▶ [Problem requirements]: Give every line from the entries that contains "value".

[Data about app and page elements]
=== Section Start ===

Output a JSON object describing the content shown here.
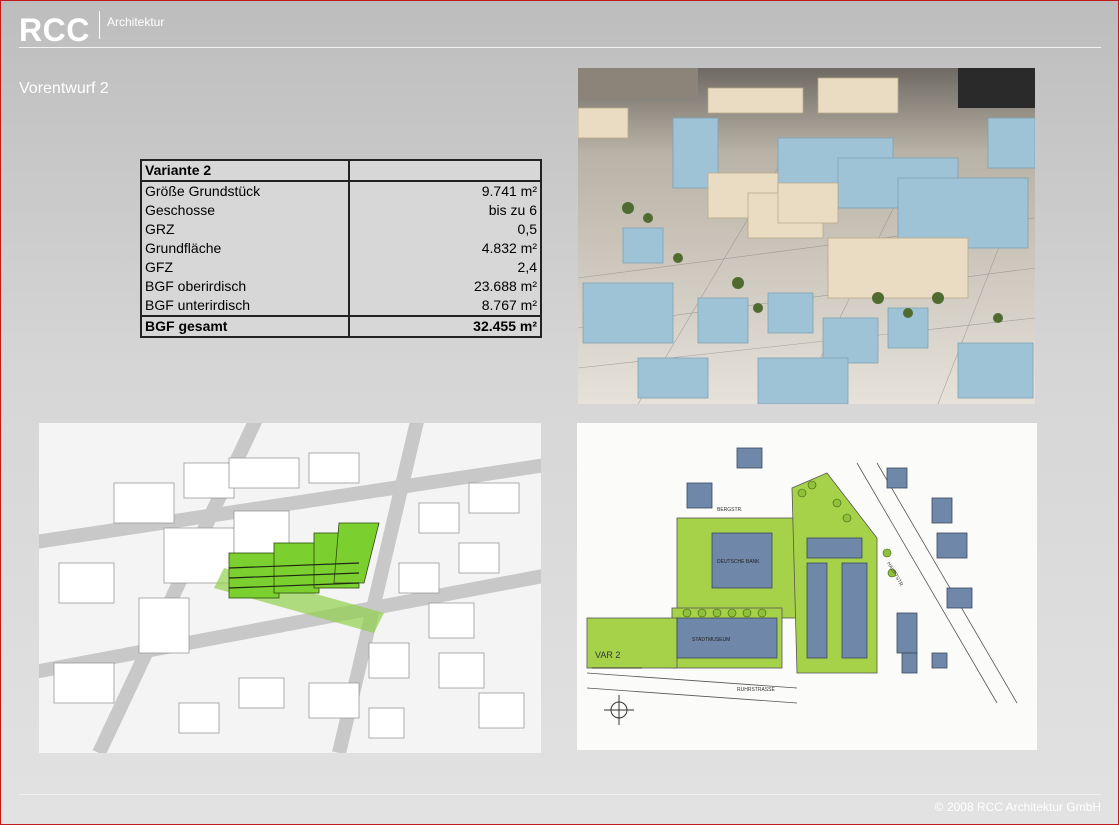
{
  "header": {
    "logo": "RCC",
    "subtitle": "Architektur"
  },
  "page": {
    "title": "Vorentwurf 2"
  },
  "table": {
    "heading": "Variante 2",
    "rows": [
      {
        "label": "Größe Grundstück",
        "value": "9.741 m²"
      },
      {
        "label": "Geschosse",
        "value": "bis zu 6"
      },
      {
        "label": "GRZ",
        "value": "0,5"
      },
      {
        "label": "Grundfläche",
        "value": "4.832 m²"
      },
      {
        "label": "GFZ",
        "value": "2,4"
      },
      {
        "label": "BGF oberirdisch",
        "value": "23.688 m²"
      },
      {
        "label": "BGF unterirdisch",
        "value": "8.767 m²"
      }
    ],
    "total": {
      "label": "BGF gesamt",
      "value": "32.455 m²"
    }
  },
  "plan": {
    "label_var": "VAR 2",
    "label_bank": "DEUTSCHE BANK",
    "label_museum": "STADTMUSEUM",
    "label_street1": "RUHRSTRASSE",
    "label_street2": "BERGSTR.",
    "label_street3": "HAUPTSTR."
  },
  "colors": {
    "accent_border": "#c21a1a",
    "plan_green": "#a6d24a",
    "plan_blue": "#6f87a8",
    "model_blue": "#9fc3d6"
  },
  "footer": {
    "copyright": "© 2008 RCC Architektur GmbH"
  }
}
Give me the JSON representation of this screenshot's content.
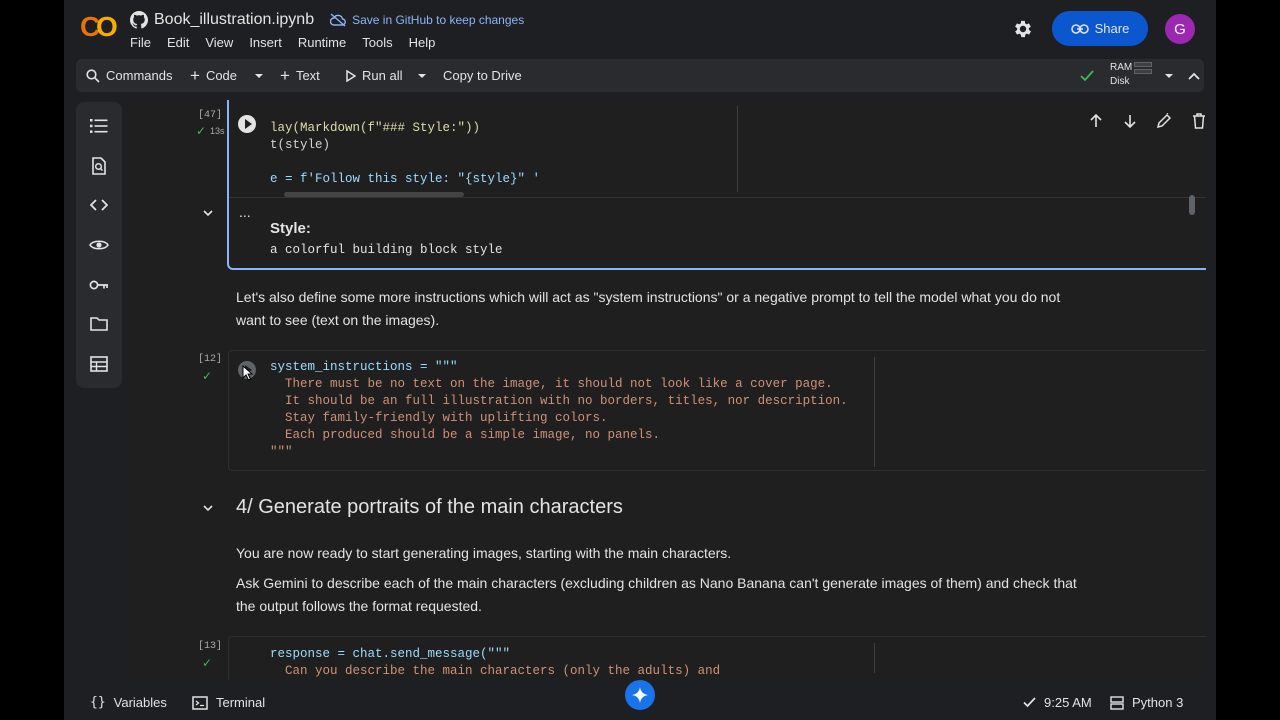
{
  "header": {
    "notebook_title": "Book_illustration.ipynb",
    "save_github": "Save in GitHub to keep changes",
    "share_label": "Share",
    "avatar_letter": "G",
    "menus": [
      "File",
      "Edit",
      "View",
      "Insert",
      "Runtime",
      "Tools",
      "Help"
    ]
  },
  "toolbar": {
    "commands": "Commands",
    "code": "Code",
    "text": "Text",
    "run_all": "Run all",
    "copy_drive": "Copy to Drive",
    "ram": "RAM",
    "disk": "Disk"
  },
  "cell47": {
    "exec": "[47]",
    "time": "13s",
    "line1a": "lay(Markdown(f\"### Style:\"))",
    "line2": "t(style)",
    "line4": "e = f'Follow this style: \"{style}\" '",
    "output_more": "...",
    "output_heading": "Style:",
    "output_text": "a colorful building block style"
  },
  "markdown1": {
    "line1": "Let's also define some more instructions which will act as \"system instructions\" or a negative prompt to tell the model what you do not",
    "line2": "want to see (text on the images)."
  },
  "cell12": {
    "exec": "[12]",
    "line1": "system_instructions = \"\"\"",
    "line2": "  There must be no text on the image, it should not look like a cover page.",
    "line3": "  It should be an full illustration with no borders, titles, nor description.",
    "line4": "  Stay family-friendly with uplifting colors.",
    "line5": "  Each produced should be a simple image, no panels.",
    "line6": "\"\"\""
  },
  "section4": {
    "heading": "4/ Generate portraits of the main characters",
    "para1": "You are now ready to start generating images, starting with the main characters.",
    "para2a": "Ask Gemini to describe each of the main characters (excluding children as Nano Banana can't generate images of them) and check that",
    "para2b": "the output follows the format requested."
  },
  "cell13": {
    "exec": "[13]",
    "line1": "response = chat.send_message(\"\"\"",
    "line2": "  Can you describe the main characters (only the adults) and"
  },
  "statusbar": {
    "variables": "Variables",
    "terminal": "Terminal",
    "time": "9:25 AM",
    "kernel": "Python 3"
  },
  "colors": {
    "accent": "#0b57d0",
    "focus_border": "#8ab4f8",
    "check": "#3cba54",
    "string": "#ce9178",
    "logo_orange": "#f9ab00",
    "logo_dark_orange": "#e8710a"
  }
}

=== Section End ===

▶ [Expected output]:
        "value": "9.741 m²"
        "value": "bis zu 6"
        "value": "0,5"
        "value": "4.832 m²"
        "value": "2,4"
        "value": "23.688 m²"
        "value": "8.767 m²"
      "value": "32.455 m²"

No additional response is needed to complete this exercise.